Roody Roodboy (from Spotify)

M. Weissenstein, E. Sanon, F. Briceno, Associated Press | From Mexico City to Port-au-Prince, Haiti, and Santiago, Chile, the coronavirus is taking root in the world’s most unequal region, where many of Latin America’s first cases arrived with members of the elite returning from vacations or work trips to Europe and the United States.

Many of the wealthy are already recovering, but experts warn that the virus could kill scores of the poorest people, who must work every day to feed their families, live in unsanitary conditions and lack proper medical care. Some countries are making payments to informal workers — maids, street sellers and others who have been told to stay home to reduce the spread of the virus, but the effort is patchwork and doesn’t apply to everyone who needs help.

“I stay home, I will lose all my goods.

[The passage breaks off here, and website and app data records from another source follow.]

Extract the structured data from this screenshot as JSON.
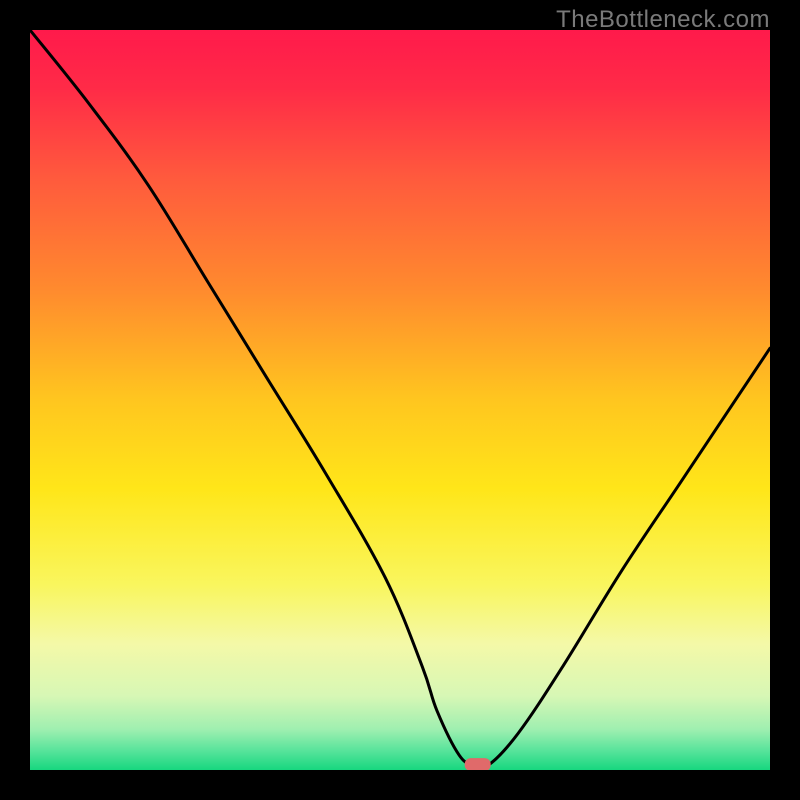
{
  "watermark": "TheBottleneck.com",
  "chart_data": {
    "type": "line",
    "title": "",
    "xlabel": "",
    "ylabel": "",
    "xlim": [
      0,
      100
    ],
    "ylim": [
      0,
      100
    ],
    "x": [
      0,
      8,
      16,
      24,
      32,
      40,
      48,
      53,
      55,
      58,
      60,
      62,
      66,
      72,
      80,
      88,
      96,
      100
    ],
    "values": [
      100,
      90,
      79,
      66,
      53,
      40,
      26,
      14,
      8,
      2,
      0.7,
      0.7,
      5,
      14,
      27,
      39,
      51,
      57
    ],
    "gradient_stops": [
      {
        "offset": 0,
        "color": "#ff1a4b"
      },
      {
        "offset": 0.08,
        "color": "#ff2b47"
      },
      {
        "offset": 0.2,
        "color": "#ff5a3d"
      },
      {
        "offset": 0.35,
        "color": "#ff8a2e"
      },
      {
        "offset": 0.5,
        "color": "#ffc61f"
      },
      {
        "offset": 0.62,
        "color": "#ffe619"
      },
      {
        "offset": 0.75,
        "color": "#f9f65e"
      },
      {
        "offset": 0.83,
        "color": "#f4f9a8"
      },
      {
        "offset": 0.9,
        "color": "#d7f7b5"
      },
      {
        "offset": 0.945,
        "color": "#9fefb0"
      },
      {
        "offset": 0.975,
        "color": "#55e39a"
      },
      {
        "offset": 1.0,
        "color": "#17d77f"
      }
    ],
    "marker": {
      "x": 60.5,
      "y": 0.8,
      "color": "#e06a6a"
    }
  }
}
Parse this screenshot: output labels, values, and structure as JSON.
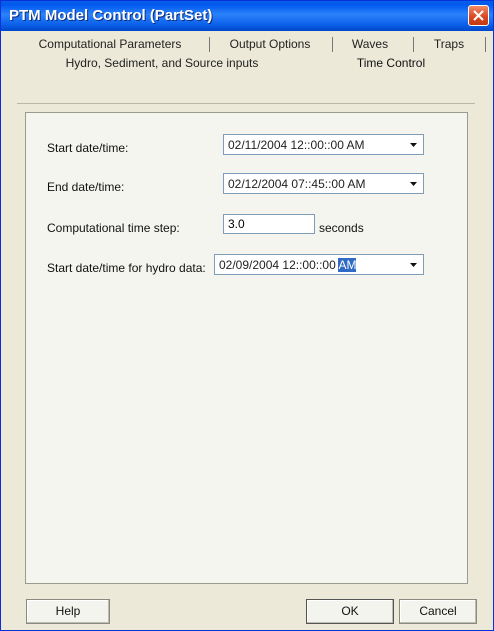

I have no way to save them,” said Marie-Ange Bouzi, who sells tomatoes and onions on the street of Haiti’s capital. “I am not going to spend money fighting corona. God is going to protect me.”

Haiti, the Western Hemisphere’s poorest country, reported its first two cases of the virus on March 20. One was imported by one of its most successful artists, an R&B singer who had just returned from France, according to the director of health in Port-au-Prince.

Singer Roody Roodboy, who’s real name is Roody Pétuel Dauphin, quarantined himself when he got back to avoid infecting others and sent his entourage to be tested, manager Narcisse Fievre said. He said the singer had received death threats from people who accuse him of bringing the disease to Haiti, although there is no evidence Dauphin had infected anyone else.

For hundreds of thousands of Haitians who earn a few dollars a day selling goods on the street, quarantine like Dauphin’s would mean near-starvation.

‘’People are not going stay home. How are they going to eat?” Bouzi said. “Haiti isn’t structured for that.’’

The Haitian government has cut banking and government office hours, closed schools and broadcast radio messages asking people to stay home. But thousands in Port-au-Prince still crowded this week into street markets, buses and repurposed pickup trucks known as tap-taps.

In Chile, which has seen cases grow to more than 2500 since March 3, many coronavirus diagnoses have been in upper-middle-class neighborhoods, in people just back from Europe, particularly Italy.
> > > > > > > >

By Michael Weissenstein, Evens Sanon and Frankline Briceno. Weissenstein reported from Havana and Briceño from Lima, Peru. Eva Vergara in Santiago, Chile; Maria Verza in Mexico City; David Biller in Rio de Janeiro; and Almudena Calatrava in Buenos Aires contributed to this report.

Read the whole, sad story here:

Leave a Reply

Close Search Window